poems use the avian theme more laterally and metaphorically. A nice line at the end of
'Audubon Becomes Obsessed with Birds' reads:
because birds are like ideas – they
visit us fleetingly, nest, then disappear.
longest piece in the book is a sort of prose poem. By the author's account,
this is a 'found' piece – collaged and collated from articles written in
various different languages, by an unknown author – they were found inside
a collection of 1950's travel magazines. Brown translated or interpreted them
and put them into some sort of sequence – and put his own stamp on them. The
title he has chosen for this piece is strange, and it colours your reaction
to the piece before you start: 'The Diary of an Ugly Human Being'. Thi title
Brown borrowed from a line in a book by Jamaica Kincaid – 'The thing you have
always suspected about yourself the minute you become a tourist is true: a
tourist is an ugly human being.'
The 'tourist' goes to some remote and wild places in an unnamed country – it
could be Afghanistan or Mongolia or somewhere in the Balkans. It reminds me
vaguely of the writings of Patrick Leigh Fermor. The 'tourist' travels from
place to place and there are very acute descriptions of people and
landscapes.

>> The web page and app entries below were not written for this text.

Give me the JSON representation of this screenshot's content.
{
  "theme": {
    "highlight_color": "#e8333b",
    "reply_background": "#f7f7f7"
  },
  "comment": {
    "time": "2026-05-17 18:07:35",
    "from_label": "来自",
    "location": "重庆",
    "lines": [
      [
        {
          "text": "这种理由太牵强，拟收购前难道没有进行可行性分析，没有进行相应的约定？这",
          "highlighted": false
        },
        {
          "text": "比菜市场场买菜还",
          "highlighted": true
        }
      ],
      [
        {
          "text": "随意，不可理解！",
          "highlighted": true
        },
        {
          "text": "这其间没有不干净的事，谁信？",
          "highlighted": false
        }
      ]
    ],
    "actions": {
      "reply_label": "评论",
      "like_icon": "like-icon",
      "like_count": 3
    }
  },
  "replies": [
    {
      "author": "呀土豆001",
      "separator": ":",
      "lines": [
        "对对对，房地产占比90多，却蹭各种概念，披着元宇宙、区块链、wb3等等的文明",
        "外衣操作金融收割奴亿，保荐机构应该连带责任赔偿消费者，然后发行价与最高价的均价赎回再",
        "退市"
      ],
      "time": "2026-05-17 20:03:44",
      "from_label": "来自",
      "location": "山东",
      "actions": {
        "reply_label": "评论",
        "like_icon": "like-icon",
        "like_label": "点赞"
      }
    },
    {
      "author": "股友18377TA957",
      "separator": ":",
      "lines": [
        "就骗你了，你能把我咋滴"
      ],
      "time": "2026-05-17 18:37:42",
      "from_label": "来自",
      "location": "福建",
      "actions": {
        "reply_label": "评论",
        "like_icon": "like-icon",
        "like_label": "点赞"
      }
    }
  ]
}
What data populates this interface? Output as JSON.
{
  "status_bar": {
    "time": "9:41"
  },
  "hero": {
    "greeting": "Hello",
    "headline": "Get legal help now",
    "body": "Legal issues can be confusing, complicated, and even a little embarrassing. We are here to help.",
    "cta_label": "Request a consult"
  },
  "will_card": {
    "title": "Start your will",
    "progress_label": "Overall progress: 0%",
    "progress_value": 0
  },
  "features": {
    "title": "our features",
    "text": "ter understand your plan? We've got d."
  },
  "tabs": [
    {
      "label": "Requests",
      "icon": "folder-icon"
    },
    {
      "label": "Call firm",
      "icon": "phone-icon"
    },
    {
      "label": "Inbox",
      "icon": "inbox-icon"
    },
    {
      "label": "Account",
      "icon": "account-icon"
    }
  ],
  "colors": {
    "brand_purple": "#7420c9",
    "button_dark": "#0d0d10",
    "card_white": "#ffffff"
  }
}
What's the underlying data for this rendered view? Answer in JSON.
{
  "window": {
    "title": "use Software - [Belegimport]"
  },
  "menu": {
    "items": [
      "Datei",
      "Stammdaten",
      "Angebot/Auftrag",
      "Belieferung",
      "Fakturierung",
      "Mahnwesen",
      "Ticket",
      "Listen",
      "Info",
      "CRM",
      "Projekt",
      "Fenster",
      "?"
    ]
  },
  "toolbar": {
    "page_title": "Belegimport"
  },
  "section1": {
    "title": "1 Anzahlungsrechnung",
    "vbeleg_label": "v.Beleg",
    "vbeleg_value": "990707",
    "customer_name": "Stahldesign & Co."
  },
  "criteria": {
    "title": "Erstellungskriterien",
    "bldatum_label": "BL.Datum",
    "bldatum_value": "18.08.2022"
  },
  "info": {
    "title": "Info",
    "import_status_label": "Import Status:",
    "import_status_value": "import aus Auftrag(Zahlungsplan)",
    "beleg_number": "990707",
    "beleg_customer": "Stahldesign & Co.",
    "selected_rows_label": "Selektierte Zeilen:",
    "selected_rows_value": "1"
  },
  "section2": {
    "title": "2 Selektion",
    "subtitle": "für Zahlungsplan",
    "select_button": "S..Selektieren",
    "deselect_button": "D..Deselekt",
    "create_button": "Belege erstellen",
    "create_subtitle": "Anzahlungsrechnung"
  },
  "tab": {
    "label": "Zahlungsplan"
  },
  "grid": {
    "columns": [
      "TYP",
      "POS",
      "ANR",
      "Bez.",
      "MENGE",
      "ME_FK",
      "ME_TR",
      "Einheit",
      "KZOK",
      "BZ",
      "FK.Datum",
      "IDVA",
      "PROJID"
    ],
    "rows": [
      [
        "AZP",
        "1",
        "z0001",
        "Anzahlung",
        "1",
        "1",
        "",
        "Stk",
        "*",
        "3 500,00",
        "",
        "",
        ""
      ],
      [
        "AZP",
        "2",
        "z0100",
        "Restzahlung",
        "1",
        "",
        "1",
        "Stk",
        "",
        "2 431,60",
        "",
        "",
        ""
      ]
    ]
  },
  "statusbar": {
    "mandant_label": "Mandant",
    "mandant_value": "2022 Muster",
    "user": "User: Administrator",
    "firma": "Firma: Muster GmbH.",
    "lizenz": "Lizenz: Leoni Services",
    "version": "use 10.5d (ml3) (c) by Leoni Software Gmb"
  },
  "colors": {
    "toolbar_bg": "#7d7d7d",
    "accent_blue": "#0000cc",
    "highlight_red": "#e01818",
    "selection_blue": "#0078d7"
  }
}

Everywhere he goes, he seems to receive huge hospitality from
people, who perhaps have little to give, yet share it gladly. Poignantly, at
the end, he turns to say goodbye to his new-found friends, and they have
These poems are an intriguing mixture – sad, playful, philosophical. They
somehow show that there need be no barriers in poetry, that all these things
can be combined. His poems are musical and tender, but written with great
© Carey Moon